Vivian Claudine Brown no longer faces criminal prosecution for having a gun inside her home without a Firearm Owner’s Identification (FOID) card. Illinois Circuit Court Judge T. Scott Webb found the $10 fee required to obtain a FOID card was an unconstitutional restriction on Brown’s right to own a gun. He ordered the charges be dropped and said it was impossible to square charging a fee for the permit with Second Amendment protections.
“It simply cannot be the case that a citizen must pay a fee in order to exercise a core individual Second Amendment right within their own home,” Webb wrote in the ruling. “If the right to bear arms and self-defense are truly core rights, there should be no burden on the citizenry to enjoy those rights, especially within the confines and privacy of their own homes.”
The ruling casts doubt on the validity of Illinois’s gun ownership permitting scheme and will likely require the state’s statute to be repealed or reformed unless the state wins files and wins an appeal.
The Second Amendment Foundation, which joined Brown in her suit, cheered the ruling. Alan Gottlieb, the group’s founder, said the case wouldn’t eliminate the FOID card system, but it will have an immediate impact on how the law is enforced.
“It’s a chilling effect on the state to be able to charge anybody with a crime for having a gun in their own home without a foid card,” he told The Reload. “At this point, the state would be hard-pressed to be able to do that.”
Webb’s ruling comes after a similar ruling was appealed to the state’s supreme court and then remanded to be tried again.
“This is the second time the judges ruled in our favor,” Gottlieb said. “And this judge was even stronger than the first judge.”
He said the ruling is a “breakthrough” because it is the first case to determine the government charging fees for the ability to have a gun within your own home is unconstitutional. He said that could have an impact beyond Illinois.
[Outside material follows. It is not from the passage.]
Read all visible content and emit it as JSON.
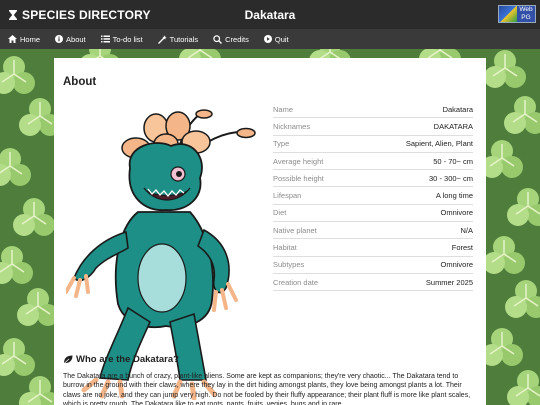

“This has significant ramifications to other suits that we could be filing in other places,” Gottlieb said. “There are lots of places that charge all kinds of money to be able to get a permit to own a gun.”